Chara M. Curtis
In a journey that carries the reader far beyond the printed page, a child discovers his common link with all of life. Inspired by Mr. Sun and Sister Star, he finds the light within his heart and then finds that same light everywhere. First published in 1989, All I See Is Part of Me received the 1995 BodyMindSprit Magazine Award of Excellence and was named to Positively Positive’s Top 50 Inspiring Books for Children in 2012. Its enduring popularity led author Curtis and illustrator Aldrich to redesign and make this book available in paperback. “Sister Star, how can it be That I am you and you are me?” She glowed. “You’re larger than you know, You are everyplace there is to go. You have a body – this is true – But look at what’s inside of you!”
Amazon Reader Review
This is unquestionably the most accessible and beautiful book about the interconnected web of existence I have ever found. I used it as the children’s sermon at the UU Church where I sometimes preach, and the response was incredible. People came up to me afterwards raving about how it simply and movingly it expressed the most complex spiritual concept that is at the heart of the faith.
It is, perhaps, particularly valuable at a time when physicists are sounding more and more like mystics; Neil DeGrasse Tyson has said that we are part of the universe and the universe is part of us and that should make us feel large, not insignificant. That key truth is the crux of “All I See is Part of Me.”
Chara Curtis’s poetic story begins with a small child of indeterminate gender (some children see a girl, some a boy and that is part of the charm) sitting on a hilltop and observing the world, solipsistically sensing that it was all somehow connected to her (or him). That feeling is confirmed by conversations with the various elements of the world: Brother Sun and Sister Star. These encourage the child to look inside to find the connection with the Universe, manifesting as a light (energy).

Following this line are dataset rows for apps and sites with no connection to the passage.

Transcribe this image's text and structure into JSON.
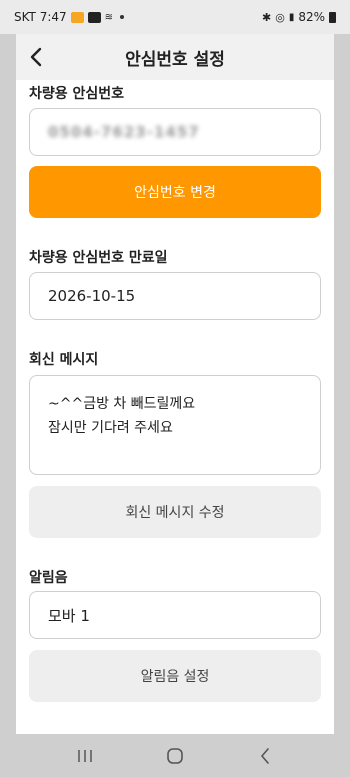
{
  "status_bar": {
    "carrier_time": "SKT 7:47",
    "battery": "82%"
  },
  "header": {
    "title": "안심번호 설정",
    "back_icon": "chevron-left-icon"
  },
  "safe_number": {
    "label": "차량용 안심번호",
    "value": "0504-7623-1457",
    "change_button": "안심번호 변경"
  },
  "expiry": {
    "label": "차량용 안심번호 만료일",
    "value": "2026-10-15"
  },
  "reply": {
    "label": "회신 메시지",
    "line1": "~^^금방 차 빼드릴께요",
    "line2": "잠시만 기다려 주세요",
    "edit_button": "회신 메시지 수정"
  },
  "ringtone": {
    "label": "알림음",
    "value": "모바 1",
    "set_button": "알림음 설정"
  },
  "colors": {
    "accent": "#ff9800",
    "gray_button": "#eeeeee"
  }
}
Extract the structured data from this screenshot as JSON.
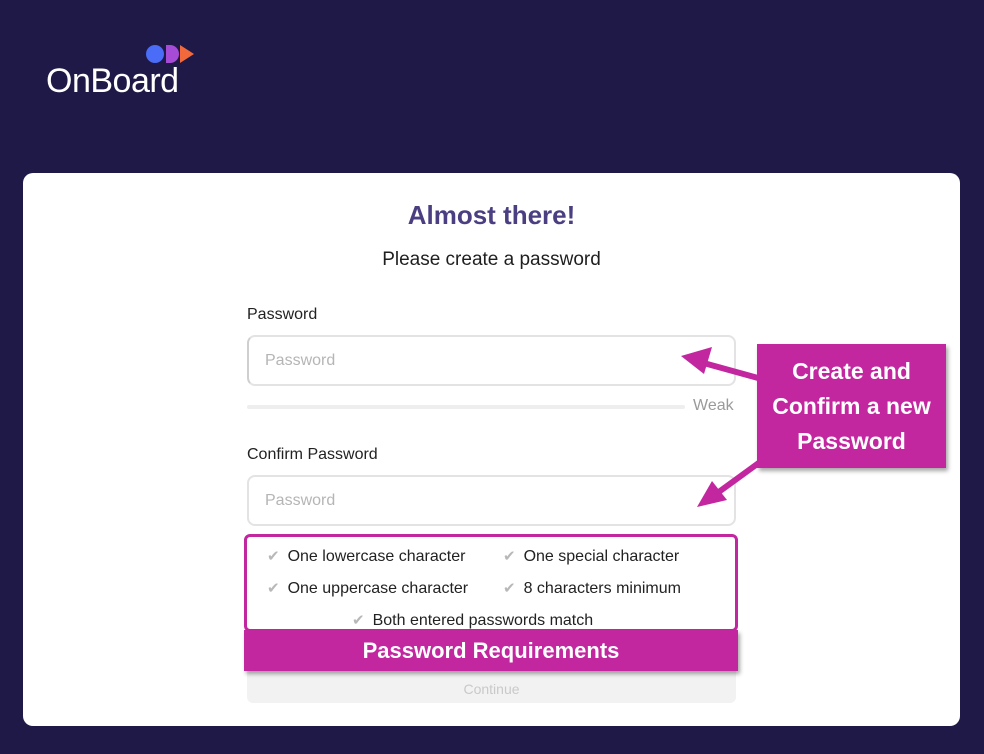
{
  "brand": {
    "name": "OnBoard"
  },
  "card": {
    "title": "Almost there!",
    "subtitle": "Please create a password"
  },
  "password": {
    "label": "Password",
    "placeholder": "Password",
    "strength": "Weak"
  },
  "confirm": {
    "label": "Confirm Password",
    "placeholder": "Password"
  },
  "requirements": {
    "lowercase": "One lowercase character",
    "special": "One special character",
    "uppercase": "One uppercase character",
    "minimum": "8 characters minimum",
    "match": "Both entered passwords match"
  },
  "continue_label": "Continue",
  "annotations": {
    "callout_line1": "Create and",
    "callout_line2": "Confirm a new",
    "callout_line3": "Password",
    "banner": "Password Requirements"
  },
  "colors": {
    "background": "#1f1947",
    "title": "#4b3f82",
    "annotation": "#c227a0",
    "logo_blue": "#4a6cf7",
    "logo_purple": "#a64bd6",
    "logo_orange": "#f2693b"
  }
}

“All the plants, the animals and trees
Are in your light, and you are these.”
In that light, the child finds all the answers to any question that can be asked, and touches, in a profound way, eternity.
This simply stated story is not the only star of the book however. Cynthia Aldrich’s amazing pastel illustrations more than support the theme of the book. Their softness and luminosity are awe inspiring, a perfect compliment to the poetry. The bright colors and incredible use of light enthrall young children.
This is a kind of spirituality for the 21st Century when science and faith are coming closer to each other than they ever have. It is non-sectarian; quite the opposite. It is an expression, on a level even a child can understand, of the Spirit that moves the Universe and is accessible in the smallest blade of grass.
“I said a prayer I know was heard,`Cause all I am hears every word.”